[Task]: The answer must be every entry, retyped without a single difference.

[Exercise inputs]:
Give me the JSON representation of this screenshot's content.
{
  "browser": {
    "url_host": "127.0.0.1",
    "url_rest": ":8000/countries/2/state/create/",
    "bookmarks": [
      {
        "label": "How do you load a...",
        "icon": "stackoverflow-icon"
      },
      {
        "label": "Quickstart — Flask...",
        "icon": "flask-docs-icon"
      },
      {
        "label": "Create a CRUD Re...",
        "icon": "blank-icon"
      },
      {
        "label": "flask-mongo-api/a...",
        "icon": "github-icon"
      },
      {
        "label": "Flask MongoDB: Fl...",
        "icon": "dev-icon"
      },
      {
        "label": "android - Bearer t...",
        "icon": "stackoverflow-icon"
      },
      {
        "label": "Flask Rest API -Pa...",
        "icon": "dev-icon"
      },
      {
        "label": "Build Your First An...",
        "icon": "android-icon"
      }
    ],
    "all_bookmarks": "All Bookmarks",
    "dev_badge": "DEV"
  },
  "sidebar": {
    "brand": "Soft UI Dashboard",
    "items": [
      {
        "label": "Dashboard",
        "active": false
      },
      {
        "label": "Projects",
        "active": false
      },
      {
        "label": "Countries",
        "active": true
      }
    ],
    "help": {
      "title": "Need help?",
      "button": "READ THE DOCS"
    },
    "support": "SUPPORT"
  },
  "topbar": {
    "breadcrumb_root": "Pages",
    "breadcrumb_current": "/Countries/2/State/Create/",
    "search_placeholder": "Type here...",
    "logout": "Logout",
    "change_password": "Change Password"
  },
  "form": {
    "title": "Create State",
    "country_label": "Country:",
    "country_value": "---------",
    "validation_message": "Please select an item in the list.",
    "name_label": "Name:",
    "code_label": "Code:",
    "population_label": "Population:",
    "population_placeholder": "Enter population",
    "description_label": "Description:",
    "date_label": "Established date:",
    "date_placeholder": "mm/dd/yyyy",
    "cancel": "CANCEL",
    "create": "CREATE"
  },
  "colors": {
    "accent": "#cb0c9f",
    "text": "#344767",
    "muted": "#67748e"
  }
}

[Response box]:
Give me the JSON representation of this screenshot's content.
{
  "browser": {
    "url_host": "127.0.0.1",
    "url_rest": ":8000/countries/2/state/create/",
    "bookmarks": [
      {
        "label": "How do you load a...",
        "icon": "stackoverflow-icon"
      },
      {
        "label": "Quickstart — Flask...",
        "icon": "flask-docs-icon"
      },
      {
        "label": "Create a CRUD Re...",
        "icon": "blank-icon"
      },
      {
        "label": "flask-mongo-api/a...",
        "icon": "github-icon"
      },
      {
        "label": "Flask MongoDB: Fl...",
        "icon": "dev-icon"
      },
      {
        "label": "android - Bearer t...",
        "icon": "stackoverflow-icon"
      },
      {
        "label": "Flask Rest API -Pa...",
        "icon": "dev-icon"
      },
      {
        "label": "Build Your First An...",
        "icon": "android-icon"
      }
    ],
    "all_bookmarks": "All Bookmarks",
    "dev_badge": "DEV"
  },
  "sidebar": {
    "brand": "Soft UI Dashboard",
    "items": [
      {
        "label": "Dashboard",
        "active": false
      },
      {
        "label": "Projects",
        "active": false
      },
      {
        "label": "Countries",
        "active": true
      }
    ],
    "help": {
      "title": "Need help?",
      "button": "READ THE DOCS"
    },
    "support": "SUPPORT"
  },
  "topbar": {
    "breadcrumb_root": "Pages",
    "breadcrumb_current": "/Countries/2/State/Create/",
    "search_placeholder": "Type here...",
    "logout": "Logout",
    "change_password": "Change Password"
  },
  "form": {
    "title": "Create State",
    "country_label": "Country:",
    "country_value": "---------",
    "validation_message": "Please select an item in the list.",
    "name_label": "Name:",
    "code_label": "Code:",
    "population_label": "Population:",
    "population_placeholder": "Enter population",
    "description_label": "Description:",
    "date_label": "Established date:",
    "date_placeholder": "mm/dd/yyyy",
    "cancel": "CANCEL",
    "create": "CREATE"
  },
  "colors": {
    "accent": "#cb0c9f",
    "text": "#344767",
    "muted": "#67748e"
  }
}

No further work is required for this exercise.